▶ _Task brief_:
The reply must be the number of lines in the following material that include the word "caption", and nothing more.

▶ _Exercise data_:
>>

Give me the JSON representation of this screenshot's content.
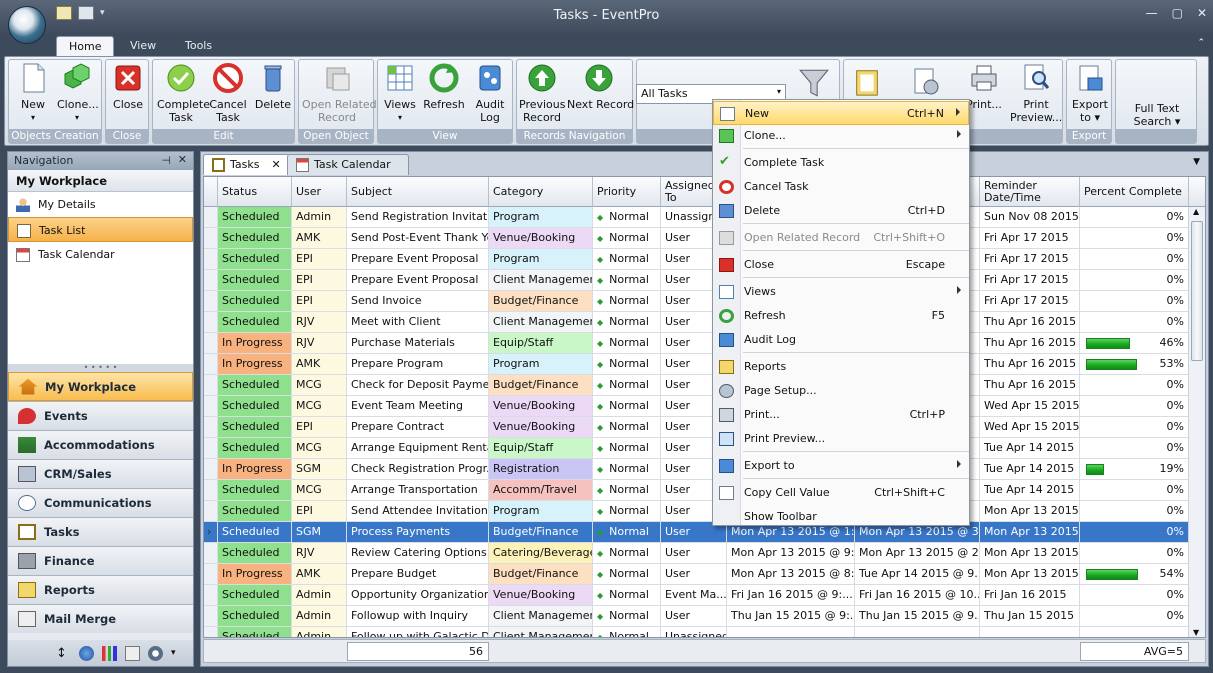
{
  "window": {
    "title": "Tasks - EventPro"
  },
  "ribbon_tabs": [
    "Home",
    "View",
    "Tools"
  ],
  "ribbon": {
    "groups": [
      {
        "caption": "Objects Creation",
        "buttons": [
          "New",
          "Clone..."
        ]
      },
      {
        "caption": "Close",
        "buttons": [
          "Close"
        ]
      },
      {
        "caption": "Edit",
        "buttons": [
          "Complete\nTask",
          "Cancel\nTask",
          "Delete"
        ]
      },
      {
        "caption": "Open Object",
        "buttons": [
          "Open Related\nRecord"
        ]
      },
      {
        "caption": "View",
        "buttons": [
          "Views",
          "Refresh",
          "Audit\nLog"
        ]
      },
      {
        "caption": "Records Navigation",
        "buttons": [
          "Previous\nRecord",
          "Next Record"
        ]
      },
      {
        "caption": "",
        "buttons": []
      },
      {
        "caption": "",
        "buttons": [
          "Print...",
          "Print\nPreview..."
        ]
      },
      {
        "caption": "Export",
        "buttons": [
          "Export\nto"
        ]
      },
      {
        "caption": "",
        "buttons": [
          "Full Text\nSearch"
        ]
      }
    ],
    "filter_value": "All Tasks"
  },
  "navigation": {
    "header": "Navigation",
    "workplace_title": "My Workplace",
    "items": [
      "My Details",
      "Task List",
      "Task Calendar"
    ],
    "modules": [
      "My Workplace",
      "Events",
      "Accommodations",
      "CRM/Sales",
      "Communications",
      "Tasks",
      "Finance",
      "Reports",
      "Mail Merge"
    ]
  },
  "doc_tabs": [
    "Tasks",
    "Task Calendar"
  ],
  "grid": {
    "columns": [
      "Status",
      "User",
      "Subject",
      "Category",
      "Priority",
      "Assigned To",
      "",
      "",
      "Reminder Date/Time",
      "Percent Complete"
    ],
    "rows": [
      {
        "status": "Scheduled",
        "user": "Admin",
        "subject": "Send Registration Invitation",
        "category": "Program",
        "priority": "Normal",
        "assigned": "Unassigned",
        "start": "",
        "due": "",
        "reminder": "Sun Nov 08 2015",
        "pct": "0%",
        "pct_value": 0
      },
      {
        "status": "Scheduled",
        "user": "AMK",
        "subject": "Send Post-Event Thank You",
        "category": "Venue/Booking",
        "priority": "Normal",
        "assigned": "User",
        "start": "",
        "due": "",
        "reminder": "Fri Apr 17 2015",
        "pct": "0%",
        "pct_value": 0
      },
      {
        "status": "Scheduled",
        "user": "EPI",
        "subject": "Prepare Event Proposal",
        "category": "Program",
        "priority": "Normal",
        "assigned": "User",
        "start": "",
        "due": "",
        "reminder": "Fri Apr 17 2015",
        "pct": "0%",
        "pct_value": 0
      },
      {
        "status": "Scheduled",
        "user": "EPI",
        "subject": "Prepare Event Proposal",
        "category": "Client Management",
        "priority": "Normal",
        "assigned": "User",
        "start": "",
        "due": "",
        "reminder": "Fri Apr 17 2015",
        "pct": "0%",
        "pct_value": 0
      },
      {
        "status": "Scheduled",
        "user": "EPI",
        "subject": "Send Invoice",
        "category": "Budget/Finance",
        "priority": "Normal",
        "assigned": "User",
        "start": "",
        "due": "",
        "reminder": "Fri Apr 17 2015",
        "pct": "0%",
        "pct_value": 0
      },
      {
        "status": "Scheduled",
        "user": "RJV",
        "subject": "Meet with Client",
        "category": "Client Management",
        "priority": "Normal",
        "assigned": "User",
        "start": "",
        "due": "",
        "reminder": "Thu Apr 16 2015",
        "pct": "0%",
        "pct_value": 0
      },
      {
        "status": "In Progress",
        "user": "RJV",
        "subject": "Purchase Materials",
        "category": "Equip/Staff",
        "priority": "Normal",
        "assigned": "User",
        "start": "",
        "due": "",
        "reminder": "Thu Apr 16 2015",
        "pct": "46%",
        "pct_value": 46
      },
      {
        "status": "In Progress",
        "user": "AMK",
        "subject": "Prepare Program",
        "category": "Program",
        "priority": "Normal",
        "assigned": "User",
        "start": "",
        "due": "",
        "reminder": "Thu Apr 16 2015",
        "pct": "53%",
        "pct_value": 53
      },
      {
        "status": "Scheduled",
        "user": "MCG",
        "subject": "Check for Deposit Payment",
        "category": "Budget/Finance",
        "priority": "Normal",
        "assigned": "User",
        "start": "",
        "due": "",
        "reminder": "Thu Apr 16 2015",
        "pct": "0%",
        "pct_value": 0
      },
      {
        "status": "Scheduled",
        "user": "MCG",
        "subject": "Event Team Meeting",
        "category": "Venue/Booking",
        "priority": "Normal",
        "assigned": "User",
        "start": "",
        "due": "",
        "reminder": "Wed Apr 15 2015",
        "pct": "0%",
        "pct_value": 0
      },
      {
        "status": "Scheduled",
        "user": "EPI",
        "subject": "Prepare Contract",
        "category": "Venue/Booking",
        "priority": "Normal",
        "assigned": "User",
        "start": "",
        "due": "",
        "reminder": "Wed Apr 15 2015",
        "pct": "0%",
        "pct_value": 0
      },
      {
        "status": "Scheduled",
        "user": "MCG",
        "subject": "Arrange Equipment Rental",
        "category": "Equip/Staff",
        "priority": "Normal",
        "assigned": "User",
        "start": "",
        "due": "",
        "reminder": "Tue Apr 14 2015",
        "pct": "0%",
        "pct_value": 0
      },
      {
        "status": "In Progress",
        "user": "SGM",
        "subject": "Check Registration Progr...",
        "category": "Registration",
        "priority": "Normal",
        "assigned": "User",
        "start": "",
        "due": "",
        "reminder": "Tue Apr 14 2015",
        "pct": "19%",
        "pct_value": 19
      },
      {
        "status": "Scheduled",
        "user": "MCG",
        "subject": "Arrange Transportation",
        "category": "Accomm/Travel",
        "priority": "Normal",
        "assigned": "User",
        "start": "",
        "due": "",
        "reminder": "Tue Apr 14 2015",
        "pct": "0%",
        "pct_value": 0
      },
      {
        "status": "Scheduled",
        "user": "EPI",
        "subject": "Send Attendee Invitations",
        "category": "Program",
        "priority": "Normal",
        "assigned": "User",
        "start": "",
        "due": "",
        "reminder": "Mon Apr 13 2015",
        "pct": "0%",
        "pct_value": 0
      },
      {
        "status": "Scheduled",
        "user": "SGM",
        "subject": "Process Payments",
        "category": "Budget/Finance",
        "priority": "Normal",
        "assigned": "User",
        "start": "Mon Apr 13 2015 @ 1:...",
        "due": "Mon Apr 13 2015 @ 3...",
        "reminder": "Mon Apr 13 2015",
        "pct": "0%",
        "pct_value": 0,
        "selected": true
      },
      {
        "status": "Scheduled",
        "user": "RJV",
        "subject": "Review Catering Options",
        "category": "Catering/Beverages",
        "priority": "Normal",
        "assigned": "User",
        "start": "Mon Apr 13 2015 @ 9:...",
        "due": "Mon Apr 13 2015 @ 2...",
        "reminder": "Mon Apr 13 2015",
        "pct": "0%",
        "pct_value": 0
      },
      {
        "status": "In Progress",
        "user": "AMK",
        "subject": "Prepare Budget",
        "category": "Budget/Finance",
        "priority": "Normal",
        "assigned": "User",
        "start": "Mon Apr 13 2015 @ 8:...",
        "due": "Tue Apr 14 2015 @ 9...",
        "reminder": "Mon Apr 13 2015",
        "pct": "54%",
        "pct_value": 54
      },
      {
        "status": "Scheduled",
        "user": "Admin",
        "subject": "Opportunity Organization...",
        "category": "Venue/Booking",
        "priority": "Normal",
        "assigned": "Event Ma...",
        "start": "Fri Jan 16 2015 @ 9:...",
        "due": "Fri Jan 16 2015 @ 10...",
        "reminder": "Fri Jan 16 2015",
        "pct": "0%",
        "pct_value": 0
      },
      {
        "status": "Scheduled",
        "user": "Admin",
        "subject": "Followup with Inquiry",
        "category": "Client Management",
        "priority": "Normal",
        "assigned": "User",
        "start": "Thu Jan 15 2015 @ 9:...",
        "due": "Thu Jan 15 2015 @ 9...",
        "reminder": "Thu Jan 15 2015",
        "pct": "0%",
        "pct_value": 0
      },
      {
        "status": "Scheduled",
        "user": "Admin",
        "subject": "Follow up with Galactic D...",
        "category": "Client Management",
        "priority": "Normal",
        "assigned": "Unassigned",
        "start": "",
        "due": "",
        "reminder": "",
        "pct": "",
        "pct_value": 0
      }
    ],
    "footer_count": "56",
    "footer_avg": "AVG=5"
  },
  "context_menu": {
    "items": [
      {
        "label": "New",
        "shortcut": "Ctrl+N",
        "submenu": true,
        "highlighted": true,
        "icon": "new-icon"
      },
      {
        "label": "Clone...",
        "shortcut": "",
        "submenu": true,
        "icon": "clone-icon"
      },
      {
        "label": "Complete Task",
        "shortcut": "",
        "icon": "check-icon"
      },
      {
        "label": "Cancel Task",
        "shortcut": "",
        "icon": "cancel-icon"
      },
      {
        "label": "Delete",
        "shortcut": "Ctrl+D",
        "icon": "delete-icon"
      },
      {
        "label": "Open Related Record",
        "shortcut": "Ctrl+Shift+O",
        "disabled": true,
        "icon": "open-related-icon"
      },
      {
        "label": "Close",
        "shortcut": "Escape",
        "icon": "close-icon"
      },
      {
        "label": "Views",
        "shortcut": "",
        "submenu": true,
        "icon": "views-icon"
      },
      {
        "label": "Refresh",
        "shortcut": "F5",
        "icon": "refresh-icon"
      },
      {
        "label": "Audit Log",
        "shortcut": "",
        "icon": "audit-log-icon"
      },
      {
        "label": "Reports",
        "shortcut": "",
        "icon": "reports-icon"
      },
      {
        "label": "Page Setup...",
        "shortcut": "",
        "icon": "page-setup-icon"
      },
      {
        "label": "Print...",
        "shortcut": "Ctrl+P",
        "icon": "print-icon"
      },
      {
        "label": "Print Preview...",
        "shortcut": "",
        "icon": "print-preview-icon"
      },
      {
        "label": "Export to",
        "shortcut": "",
        "submenu": true,
        "icon": "export-icon"
      },
      {
        "label": "Copy Cell Value",
        "shortcut": "Ctrl+Shift+C",
        "icon": "copy-icon"
      },
      {
        "label": "Show Toolbar",
        "shortcut": "",
        "icon": ""
      }
    ]
  },
  "colors": {
    "scheduled": "#8fe08d",
    "in_progress": "#f7b27f",
    "selection": "#3876c8",
    "menu_highlight": "#ffd96b",
    "nav_selected": "#f6b24a"
  }
}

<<

▶ _Reply to the exercise_:
10